-------- RECORDS FOR THE EXERCISE --------
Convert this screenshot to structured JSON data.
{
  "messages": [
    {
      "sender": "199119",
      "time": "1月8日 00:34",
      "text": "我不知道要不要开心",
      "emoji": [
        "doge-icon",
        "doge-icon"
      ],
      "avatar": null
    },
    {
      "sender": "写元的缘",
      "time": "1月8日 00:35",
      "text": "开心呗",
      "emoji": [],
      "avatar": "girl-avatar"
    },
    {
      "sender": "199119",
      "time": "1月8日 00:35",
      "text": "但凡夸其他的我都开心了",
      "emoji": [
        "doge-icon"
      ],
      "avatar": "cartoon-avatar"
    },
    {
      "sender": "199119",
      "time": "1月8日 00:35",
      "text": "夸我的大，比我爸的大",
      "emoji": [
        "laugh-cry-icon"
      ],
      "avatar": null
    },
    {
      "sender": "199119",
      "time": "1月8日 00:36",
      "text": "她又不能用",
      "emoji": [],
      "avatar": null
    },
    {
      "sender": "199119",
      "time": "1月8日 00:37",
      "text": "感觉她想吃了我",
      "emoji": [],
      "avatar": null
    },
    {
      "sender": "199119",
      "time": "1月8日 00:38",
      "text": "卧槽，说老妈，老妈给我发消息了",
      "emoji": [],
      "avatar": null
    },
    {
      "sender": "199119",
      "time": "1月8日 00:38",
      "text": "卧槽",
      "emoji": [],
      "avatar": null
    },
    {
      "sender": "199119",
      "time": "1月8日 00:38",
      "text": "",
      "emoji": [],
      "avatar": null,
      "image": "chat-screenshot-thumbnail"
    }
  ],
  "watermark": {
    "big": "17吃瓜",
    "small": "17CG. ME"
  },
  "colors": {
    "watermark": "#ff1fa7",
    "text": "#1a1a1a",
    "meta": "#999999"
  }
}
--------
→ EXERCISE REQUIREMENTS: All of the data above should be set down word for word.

→ PROBLEM SOLUTION:
Convert this screenshot to structured JSON data.
{
  "messages": [
    {
      "sender": "199119",
      "time": "1月8日 00:34",
      "text": "我不知道要不要开心",
      "emoji": [
        "doge-icon",
        "doge-icon"
      ],
      "avatar": null
    },
    {
      "sender": "写元的缘",
      "time": "1月8日 00:35",
      "text": "开心呗",
      "emoji": [],
      "avatar": "girl-avatar"
    },
    {
      "sender": "199119",
      "time": "1月8日 00:35",
      "text": "但凡夸其他的我都开心了",
      "emoji": [
        "doge-icon"
      ],
      "avatar": "cartoon-avatar"
    },
    {
      "sender": "199119",
      "time": "1月8日 00:35",
      "text": "夸我的大，比我爸的大",
      "emoji": [
        "laugh-cry-icon"
      ],
      "avatar": null
    },
    {
      "sender": "199119",
      "time": "1月8日 00:36",
      "text": "她又不能用",
      "emoji": [],
      "avatar": null
    },
    {
      "sender": "199119",
      "time": "1月8日 00:37",
      "text": "感觉她想吃了我",
      "emoji": [],
      "avatar": null
    },
    {
      "sender": "199119",
      "time": "1月8日 00:38",
      "text": "卧槽，说老妈，老妈给我发消息了",
      "emoji": [],
      "avatar": null
    },
    {
      "sender": "199119",
      "time": "1月8日 00:38",
      "text": "卧槽",
      "emoji": [],
      "avatar": null
    },
    {
      "sender": "199119",
      "time": "1月8日 00:38",
      "text": "",
      "emoji": [],
      "avatar": null,
      "image": "chat-screenshot-thumbnail"
    }
  ],
  "watermark": {
    "big": "17吃瓜",
    "small": "17CG. ME"
  },
  "colors": {
    "watermark": "#ff1fa7",
    "text": "#1a1a1a",
    "meta": "#999999"
  }
}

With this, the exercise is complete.